  • While the emphasis on a giant renewable energy programme has won global acclaim, the focus is equally on India’s readiness to embrace green technologies across the spectrum of activity, including buildings and transport.

Question– What should be relevant strategy in the present context to be adopted to stop the temperature rise beyond 1.5 degrees ?

 

3.Failing air quality (The Hindu)

Synoptic line: It throws light on the recent air pollution that has grappled the entire north India. (GS paper II)

Overview

  • Delhi’s air quality deteriorates with unfailing regularityat this time of the year, with large swathes of north India in the grip of a suffocating smog, but the State governments that can make it easier for millions to breathe do not act with any sense of urgency.

Air pollution crisis

  • Air pollution has turned into a public health emergency in the capital, with the air quality index touching extremely hazardous levels in some parts, necessitating the closure of primary schools, has further lowered its standing.
  • It is unconscionable for governments, through indifference and inaction, to subject citizens to such toxic air, and cause extreme suffering especially among people with respiratory ailments and impaired lung function.

Reasons of pollution

  • The smog that envelops the region is exacerbated by the burning of biomass in Punjab and Haryana, and the winter atmosphere is marked by weak ventilation. An analysis of local sources by IIT-Kanpur last year pointed to construction dust, vehicular pollution, and domestic and industrial emissions as other major factors.
  • Clearly, the burden of such chronic problems has outweighed the benefits conferred by measures such as the ban on Deepavali crackers, and in the past, the shift to compressed natural gas for commercial vehicles and restricting car use to odd and even number plates on alternate days.
  • A comprehensive solution demands that the governments of Delhi, Punjab, Haryana and Uttar Pradesh, assisted by the Centre, address farm residue burning and construction dust.
  • The post-monsoon as opposed to pre-monsoon burning of rice and wheat residue releases maximum aerosols that contribute to the volume of PM2.5, which gets embedded in the lungs. Automation of farm operations leaves root-bound crop waste after machine harvesting, running to millions of tonnes, requiring a solution of scale.

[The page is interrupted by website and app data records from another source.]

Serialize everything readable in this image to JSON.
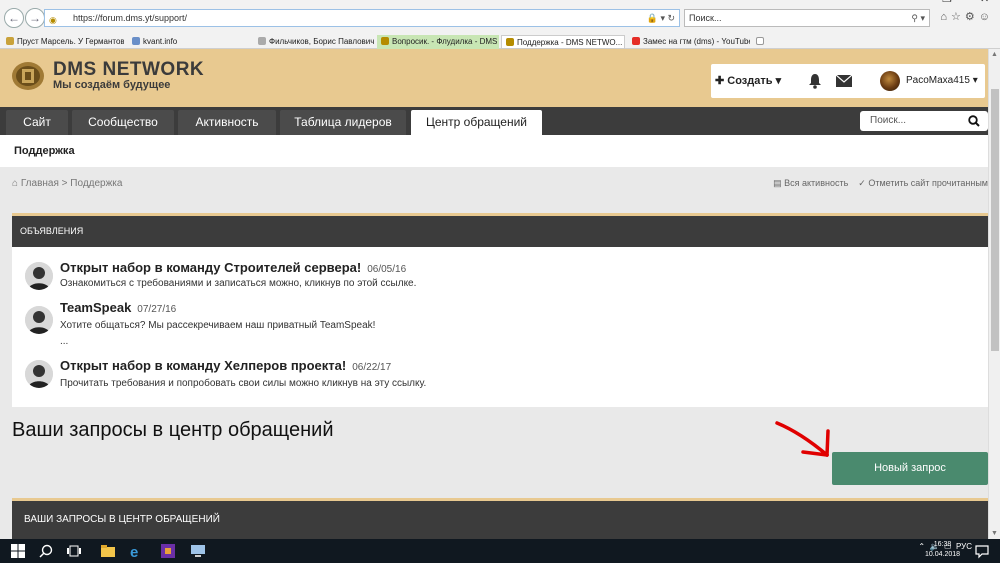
{
  "browser": {
    "url": "https://forum.dms.yt/support/",
    "search_placeholder": "Поиск...",
    "tabs": [
      {
        "label": "Пруст Марсель. У Германтов"
      },
      {
        "label": "kvant.info"
      },
      {
        "label": "Фильчиков, Борис Павлович ..."
      },
      {
        "label": "Вопросик. - Флудилка - DMS ..."
      },
      {
        "label": "Поддержка - DMS NETWO..."
      },
      {
        "label": "Замес на гтм (dms) - YouTube"
      }
    ]
  },
  "site": {
    "logo_title": "DMS NETWORK",
    "logo_slogan": "Мы создаём будущее",
    "create_label": "Создать",
    "username": "PacoMaxa415",
    "nav": [
      "Сайт",
      "Сообщество",
      "Активность",
      "Таблица лидеров",
      "Центр обращений"
    ],
    "search_placeholder": "Поиск...",
    "subnav_label": "Поддержка",
    "breadcrumb": {
      "home": "Главная",
      "sep": ">",
      "current": "Поддержка"
    },
    "actions": {
      "all_activity": "Вся активность",
      "mark_read": "Отметить сайт прочитанным"
    }
  },
  "announcements": {
    "title": "ОБЪЯВЛЕНИЯ",
    "items": [
      {
        "title": "Открыт набор в команду Строителей сервера!",
        "date": "06/05/16",
        "lines": [
          "Ознакомиться с требованиями и записаться можно, кликнув по этой ссылке."
        ]
      },
      {
        "title": "TeamSpeak",
        "date": "07/27/16",
        "lines": [
          "Хотите общаться? Мы рассекречиваем наш приватный TeamSpeak!",
          "..."
        ]
      },
      {
        "title": "Открыт набор в команду Хелперов проекта!",
        "date": "06/22/17",
        "lines": [
          "Прочитать требования и попробовать свои силы можно кликнув на эту ссылку."
        ]
      }
    ]
  },
  "requests": {
    "heading": "Ваши запросы в центр обращений",
    "new_button": "Новый запрос",
    "panel_title": "ВАШИ ЗАПРОСЫ В ЦЕНТР ОБРАЩЕНИЙ"
  },
  "taskbar": {
    "lang": "РУС",
    "time": "16:38",
    "date": "10.04.2018"
  },
  "colors": {
    "accent_gold": "#e8c990",
    "dark_bar": "#3c3c3c",
    "button_green": "#4a8a6e"
  }
}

Way ahead

  • Sustainable residue removal cannot be achieved by the farmers alone, and requires help from the state machinery.
  • The national capital needs a major greening effort. Unpaved surfaces raise dust levels as in all Indian cities, but civic agencies ignore the problem. There is every reason to think that even the Ministry of Environment’s orders issued in 2015 under the Air (Prevention and Control of Pollution) Act, 1981 to comprehensively green Delhi’s road margins and open spaces were not pursued seriously. Shifting more of the city’s travel to comfortable public transport can cut fine particulates in congested areas and improve the air for residents.
  • Many such initiatives were taken up by China in its cities to reduce exposure to PM2.5 that produces morbidity from cardiovascular and respiratory diseases and leads to premature death. Only a determined response to the crisis can spare Delhi of its infamous tag as one of the most polluted cities on the planet.

Question– What strategy should be adopted by the centre and state govt. to fight with the rising air pollution?